Material provided
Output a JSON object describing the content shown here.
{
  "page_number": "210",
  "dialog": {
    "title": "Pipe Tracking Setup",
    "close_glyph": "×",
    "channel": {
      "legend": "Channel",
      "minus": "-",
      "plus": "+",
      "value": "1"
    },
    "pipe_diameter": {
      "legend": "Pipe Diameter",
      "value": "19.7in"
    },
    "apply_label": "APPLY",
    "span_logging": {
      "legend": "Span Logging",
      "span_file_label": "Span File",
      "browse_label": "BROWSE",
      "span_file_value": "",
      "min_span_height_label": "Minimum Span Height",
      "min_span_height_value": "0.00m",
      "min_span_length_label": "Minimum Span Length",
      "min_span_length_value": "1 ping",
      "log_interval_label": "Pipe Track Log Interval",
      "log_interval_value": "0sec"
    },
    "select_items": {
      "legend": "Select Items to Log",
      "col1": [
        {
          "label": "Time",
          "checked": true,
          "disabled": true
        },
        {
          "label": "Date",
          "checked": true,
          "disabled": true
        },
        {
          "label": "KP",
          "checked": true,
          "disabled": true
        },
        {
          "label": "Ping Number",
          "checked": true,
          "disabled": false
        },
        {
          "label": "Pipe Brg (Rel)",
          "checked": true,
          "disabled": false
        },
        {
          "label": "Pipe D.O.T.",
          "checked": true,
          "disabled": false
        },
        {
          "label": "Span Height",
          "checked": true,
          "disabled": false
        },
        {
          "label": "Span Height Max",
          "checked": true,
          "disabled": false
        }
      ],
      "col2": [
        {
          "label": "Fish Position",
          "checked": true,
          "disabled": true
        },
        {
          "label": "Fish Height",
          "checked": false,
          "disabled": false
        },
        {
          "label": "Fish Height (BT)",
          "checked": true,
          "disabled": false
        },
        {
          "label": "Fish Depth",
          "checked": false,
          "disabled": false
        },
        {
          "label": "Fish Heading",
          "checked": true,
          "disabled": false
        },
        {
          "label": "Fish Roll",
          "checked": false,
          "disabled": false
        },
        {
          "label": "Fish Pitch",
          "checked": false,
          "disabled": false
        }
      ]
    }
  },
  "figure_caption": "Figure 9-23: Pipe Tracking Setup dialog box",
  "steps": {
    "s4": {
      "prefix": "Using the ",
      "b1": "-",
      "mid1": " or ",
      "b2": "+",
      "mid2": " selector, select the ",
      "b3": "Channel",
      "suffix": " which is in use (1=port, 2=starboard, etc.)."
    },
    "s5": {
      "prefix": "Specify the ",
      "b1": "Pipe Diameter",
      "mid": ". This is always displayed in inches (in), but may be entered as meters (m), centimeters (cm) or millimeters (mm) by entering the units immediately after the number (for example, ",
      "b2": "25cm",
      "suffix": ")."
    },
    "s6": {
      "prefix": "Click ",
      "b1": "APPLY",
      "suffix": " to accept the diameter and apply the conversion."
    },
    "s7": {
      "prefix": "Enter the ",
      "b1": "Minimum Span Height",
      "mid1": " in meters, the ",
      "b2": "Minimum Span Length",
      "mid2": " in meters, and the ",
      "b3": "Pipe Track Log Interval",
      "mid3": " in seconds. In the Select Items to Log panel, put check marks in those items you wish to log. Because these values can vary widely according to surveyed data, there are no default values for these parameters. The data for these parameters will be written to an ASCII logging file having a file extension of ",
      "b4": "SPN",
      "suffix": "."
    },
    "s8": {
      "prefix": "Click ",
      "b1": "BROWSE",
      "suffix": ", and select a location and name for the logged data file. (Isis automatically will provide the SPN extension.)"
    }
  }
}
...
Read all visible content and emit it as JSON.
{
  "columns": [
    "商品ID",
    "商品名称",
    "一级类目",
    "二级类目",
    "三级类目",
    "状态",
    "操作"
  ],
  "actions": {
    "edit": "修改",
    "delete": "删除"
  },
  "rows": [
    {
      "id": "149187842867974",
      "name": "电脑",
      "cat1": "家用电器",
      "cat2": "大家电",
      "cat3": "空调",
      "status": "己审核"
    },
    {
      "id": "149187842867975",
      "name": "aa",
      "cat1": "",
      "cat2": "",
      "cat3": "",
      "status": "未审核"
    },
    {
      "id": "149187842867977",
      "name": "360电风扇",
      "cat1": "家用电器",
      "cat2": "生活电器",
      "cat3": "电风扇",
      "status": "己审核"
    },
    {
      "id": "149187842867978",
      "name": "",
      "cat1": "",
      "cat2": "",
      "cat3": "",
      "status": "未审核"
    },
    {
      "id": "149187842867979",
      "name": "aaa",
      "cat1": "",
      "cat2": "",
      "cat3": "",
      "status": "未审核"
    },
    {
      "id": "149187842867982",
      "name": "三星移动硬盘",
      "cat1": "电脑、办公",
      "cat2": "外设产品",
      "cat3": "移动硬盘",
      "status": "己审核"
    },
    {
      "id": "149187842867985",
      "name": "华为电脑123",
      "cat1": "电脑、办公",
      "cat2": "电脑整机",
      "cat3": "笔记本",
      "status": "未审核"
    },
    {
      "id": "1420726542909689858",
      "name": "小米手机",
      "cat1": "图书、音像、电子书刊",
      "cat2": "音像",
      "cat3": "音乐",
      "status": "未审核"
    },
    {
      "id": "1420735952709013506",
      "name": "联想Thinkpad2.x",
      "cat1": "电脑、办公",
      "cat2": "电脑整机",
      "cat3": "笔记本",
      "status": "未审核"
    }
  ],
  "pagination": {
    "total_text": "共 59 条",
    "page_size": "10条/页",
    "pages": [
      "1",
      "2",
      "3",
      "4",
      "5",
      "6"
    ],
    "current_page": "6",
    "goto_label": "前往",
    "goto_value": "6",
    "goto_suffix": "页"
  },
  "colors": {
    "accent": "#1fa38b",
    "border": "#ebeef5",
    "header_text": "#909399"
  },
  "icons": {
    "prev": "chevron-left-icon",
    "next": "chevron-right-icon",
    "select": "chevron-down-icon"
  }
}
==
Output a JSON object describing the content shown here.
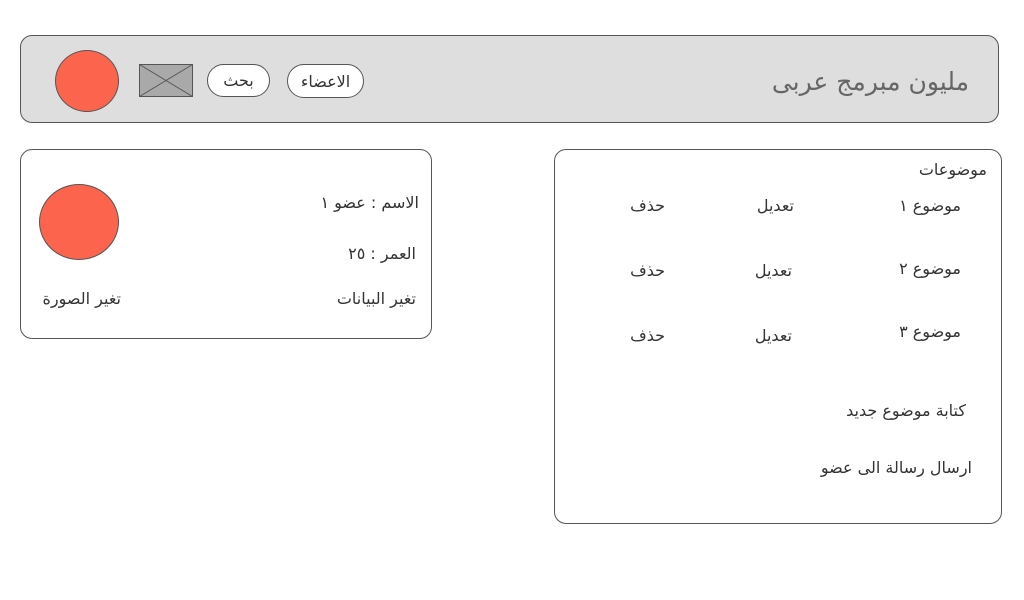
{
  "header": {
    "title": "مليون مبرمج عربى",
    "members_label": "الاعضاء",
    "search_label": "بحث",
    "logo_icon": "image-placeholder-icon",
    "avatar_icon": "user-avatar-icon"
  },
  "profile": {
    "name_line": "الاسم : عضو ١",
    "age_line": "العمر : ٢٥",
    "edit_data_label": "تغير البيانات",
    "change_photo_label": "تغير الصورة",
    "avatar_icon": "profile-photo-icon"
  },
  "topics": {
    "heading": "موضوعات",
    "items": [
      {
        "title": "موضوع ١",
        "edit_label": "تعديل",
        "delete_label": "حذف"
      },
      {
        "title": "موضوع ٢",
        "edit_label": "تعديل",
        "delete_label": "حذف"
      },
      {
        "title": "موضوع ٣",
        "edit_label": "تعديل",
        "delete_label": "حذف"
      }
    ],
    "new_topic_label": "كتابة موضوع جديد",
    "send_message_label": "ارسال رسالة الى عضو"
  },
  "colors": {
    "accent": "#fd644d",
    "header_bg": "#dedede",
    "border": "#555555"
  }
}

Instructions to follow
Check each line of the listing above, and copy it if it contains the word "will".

Output of the task
      "mid3": " in seconds. In the Select Items to Log panel, put check marks in those items you wish to log. Because these values can vary widely according to surveyed data, there are no default values for these parameters. The data for these parameters will be written to an ASCII logging file having a file extension of ",
      "suffix": ", and select a location and name for the logged data file. (Isis automatically will provide the SPN extension.)"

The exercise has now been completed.